"My mammy's name was Sarah and my pappy's was John and dey took dey last name from de Smith's. Now cose I doan remember anything a 'tall 'bout slavery time but I do 'member what they useter tell me bout it all. Our family was house darkies and never knowed nothing 'bout living in de quarters. No, honey lamb, I ain't never heard 'bout any of dem gettin whipped. I don't think dey ever did for de white folks treated dem kind as far as I knows. We all loved them. My pappy waited on de tables whilest my mammy cooked and I is heard him tell bout de many times he fanned de flies off de table with the bright peacock feathers. They raised the peacocks right on de place. It was right here in Aberdeen, dats where I spent most of my days."

"Bout de other things what happened during slavery times?
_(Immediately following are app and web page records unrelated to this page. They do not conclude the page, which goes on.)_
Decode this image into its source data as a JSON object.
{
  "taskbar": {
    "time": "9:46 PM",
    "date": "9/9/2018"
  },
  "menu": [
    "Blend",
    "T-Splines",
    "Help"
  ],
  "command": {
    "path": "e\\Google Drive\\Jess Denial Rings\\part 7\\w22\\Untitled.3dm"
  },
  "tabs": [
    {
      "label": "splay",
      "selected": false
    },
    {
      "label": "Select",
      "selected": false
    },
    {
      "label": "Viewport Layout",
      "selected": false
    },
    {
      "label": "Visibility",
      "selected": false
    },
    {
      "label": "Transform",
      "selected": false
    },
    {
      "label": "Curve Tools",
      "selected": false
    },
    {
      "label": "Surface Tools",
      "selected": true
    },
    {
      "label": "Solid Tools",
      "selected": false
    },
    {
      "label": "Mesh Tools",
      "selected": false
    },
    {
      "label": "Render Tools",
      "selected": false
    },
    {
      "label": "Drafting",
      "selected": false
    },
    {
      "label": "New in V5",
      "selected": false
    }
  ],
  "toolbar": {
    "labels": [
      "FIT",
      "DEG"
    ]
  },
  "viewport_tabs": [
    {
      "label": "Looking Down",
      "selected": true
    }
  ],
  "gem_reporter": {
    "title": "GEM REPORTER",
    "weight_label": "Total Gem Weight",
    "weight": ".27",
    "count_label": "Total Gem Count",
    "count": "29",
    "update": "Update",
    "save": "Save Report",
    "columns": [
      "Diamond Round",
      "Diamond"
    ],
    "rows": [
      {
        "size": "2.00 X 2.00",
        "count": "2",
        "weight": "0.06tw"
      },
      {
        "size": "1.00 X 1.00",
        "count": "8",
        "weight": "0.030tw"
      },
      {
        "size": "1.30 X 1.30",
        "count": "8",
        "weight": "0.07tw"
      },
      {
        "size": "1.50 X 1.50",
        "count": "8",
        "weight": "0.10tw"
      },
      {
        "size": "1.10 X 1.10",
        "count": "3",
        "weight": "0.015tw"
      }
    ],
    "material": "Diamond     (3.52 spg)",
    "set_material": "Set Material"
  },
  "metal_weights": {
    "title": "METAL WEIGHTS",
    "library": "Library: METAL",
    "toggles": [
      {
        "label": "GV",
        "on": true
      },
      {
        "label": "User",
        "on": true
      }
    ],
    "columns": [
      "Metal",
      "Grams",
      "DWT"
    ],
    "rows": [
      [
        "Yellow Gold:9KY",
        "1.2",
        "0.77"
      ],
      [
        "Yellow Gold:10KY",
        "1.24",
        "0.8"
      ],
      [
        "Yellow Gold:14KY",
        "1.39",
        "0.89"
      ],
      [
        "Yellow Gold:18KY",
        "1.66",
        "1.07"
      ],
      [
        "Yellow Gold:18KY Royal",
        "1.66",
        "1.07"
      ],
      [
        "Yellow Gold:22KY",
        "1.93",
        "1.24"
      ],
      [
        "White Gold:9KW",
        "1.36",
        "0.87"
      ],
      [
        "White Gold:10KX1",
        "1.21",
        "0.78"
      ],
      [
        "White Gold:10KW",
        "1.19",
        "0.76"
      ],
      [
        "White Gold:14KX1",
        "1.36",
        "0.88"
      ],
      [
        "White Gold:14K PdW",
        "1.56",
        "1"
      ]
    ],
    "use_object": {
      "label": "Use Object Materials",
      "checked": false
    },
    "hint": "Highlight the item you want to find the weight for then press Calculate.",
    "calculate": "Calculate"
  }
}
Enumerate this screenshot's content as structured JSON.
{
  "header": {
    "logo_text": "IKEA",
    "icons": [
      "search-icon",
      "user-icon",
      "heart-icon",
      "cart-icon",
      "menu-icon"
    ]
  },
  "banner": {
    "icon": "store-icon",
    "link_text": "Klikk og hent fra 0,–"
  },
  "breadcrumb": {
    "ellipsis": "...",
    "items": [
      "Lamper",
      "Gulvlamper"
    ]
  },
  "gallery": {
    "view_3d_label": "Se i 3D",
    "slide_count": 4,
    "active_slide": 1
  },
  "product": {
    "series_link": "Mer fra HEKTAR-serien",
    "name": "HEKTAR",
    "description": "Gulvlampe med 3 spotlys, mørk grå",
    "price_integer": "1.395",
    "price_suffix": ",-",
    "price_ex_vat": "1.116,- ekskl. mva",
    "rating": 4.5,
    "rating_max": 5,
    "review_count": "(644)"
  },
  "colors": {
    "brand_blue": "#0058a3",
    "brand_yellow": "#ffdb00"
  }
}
No, miss, I couldn't tell you much. My folks never got into no devilment dat I is heard of and if de Ku Kluxers or patrollers ever got after dem I never knowed about it. Dey lived good Christian lives like dey was taught to do and I is tried to do dat too. I married George here a long time ago and we has been right lucky all de time. He is gettin old but still can work and I worked until year before last when my eyes went bad. I cooked for Judge Acker for nigh on to 30 years. They is powerful good folks and is sho' been good to me since my 'fliction. Dey is allus bringing somethin' good out here to me."

"No'm, I don't reckon George could tell you much more dan me cause he ain't no older, You'll have to go up de street dere and let old Frank and Leah tell you some more, or old Turner, or Jake. Dey is the oldest ones in our community, I thinks, and dey loves to talk."

"Good-bye, honey lamb, you comes back and see poor old Nora another time."

Interviewer: Unknown
Transcribed by Ann Allen Geoghegan

Mississippi Narratives
Prepared by
The Federal Writer’s Project of
The Works Progress Administration
For the State of Mississippi